This proportion is, therefore, somewhat higher than the 5%. erance between cyanogenic and acyanogenic plants sam pled from. e performance of cyanogenic and acyanogenic morphs of.

(Trifolium repens L.) originating from 15 locations across. Cyanogenic glycosides are natural plant toxins that are present in several plants, most of which are consumed by humans. Cyanide is formed following the hydrolysis of cyanogenic glycosides that occur during crushing of the edible plant material either during consumption or during processing of the food crop.

Exposure to cyanide from unintentional or intentional consumption of cyanogenic.
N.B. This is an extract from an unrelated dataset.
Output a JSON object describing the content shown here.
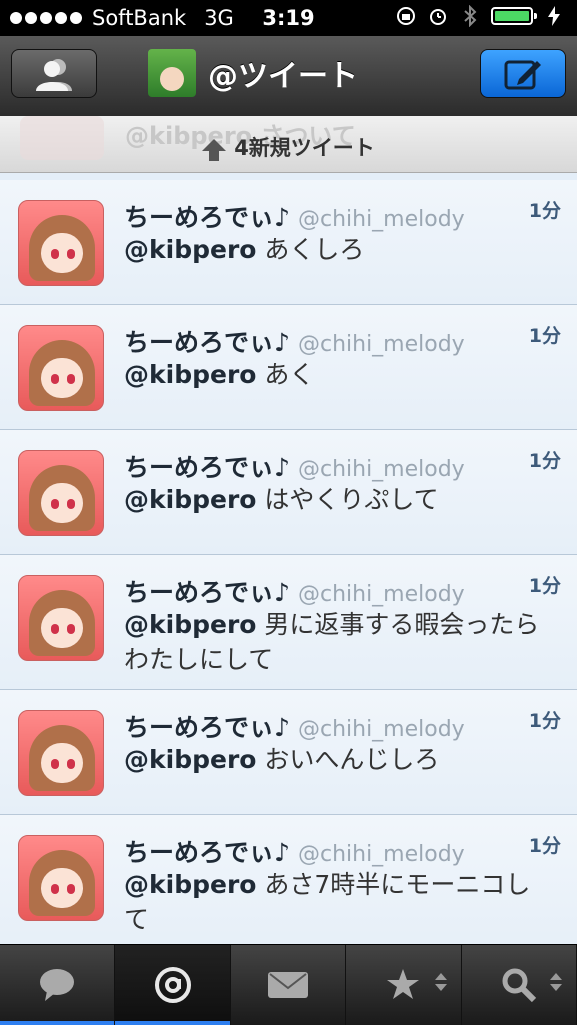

Cyanogenesis, the ability to release hydrogen cyanide (HCN) after tissue damage, occurs as a discrete polymorphism in white clover (Trifolium repens L.), with cyanogenic and acyanogenic plants co.

PDF | Hydrogen cyanide (HCN) and iodine (I) concentrations in the herbage were determined for 51 white clover (Trifolium repens L.) cultivars that had | Find, read and cite all the research you. s; earliest use found in Nature: a weekly journal of science.

From a- + cyanogenic. Since the two plant morphs differed not only in their content of cyanogenic glycoside, but also in N and water content, we expected these differences to affect larval growth. Contrary to our expectations, larvae feeding on cyanogenic plants showed a faster development and stronger weight gain than larvae feeding on acyanogenic plants.

Clovers (genus Trifolium) are a large and widespread genus of legumes. A number of clovers are of agricultural importance as forage crops in grassland agriculture, particularly temperate areas.

White clover (Trifolium repens L.) is used in grazed pasture and red clover (T. pratense L.) is widely cut and conserved as a winter feed. For the diploid red clover, genetic and genomic tools and.Cyanogenic Plants Examples. Cyanogenic plants may contain amygdalin or other glyco-sides, which on hydrolysis can release traces of cyanide.

The following contain mostly glycosides other than amygdalin: Apple (Malus species) Bracken Fern (Pteridium aquilinum) Cassava (Manihot species) Clover (Trifolium species).Dirzo, R., Harper, J. L., Experimental studies on slug-plant interactions IV The performance of cyanogenic and acyanogenic morphs of Trifolium repens in the field.

Journ. Ecol. – CrossRef Google Scholar.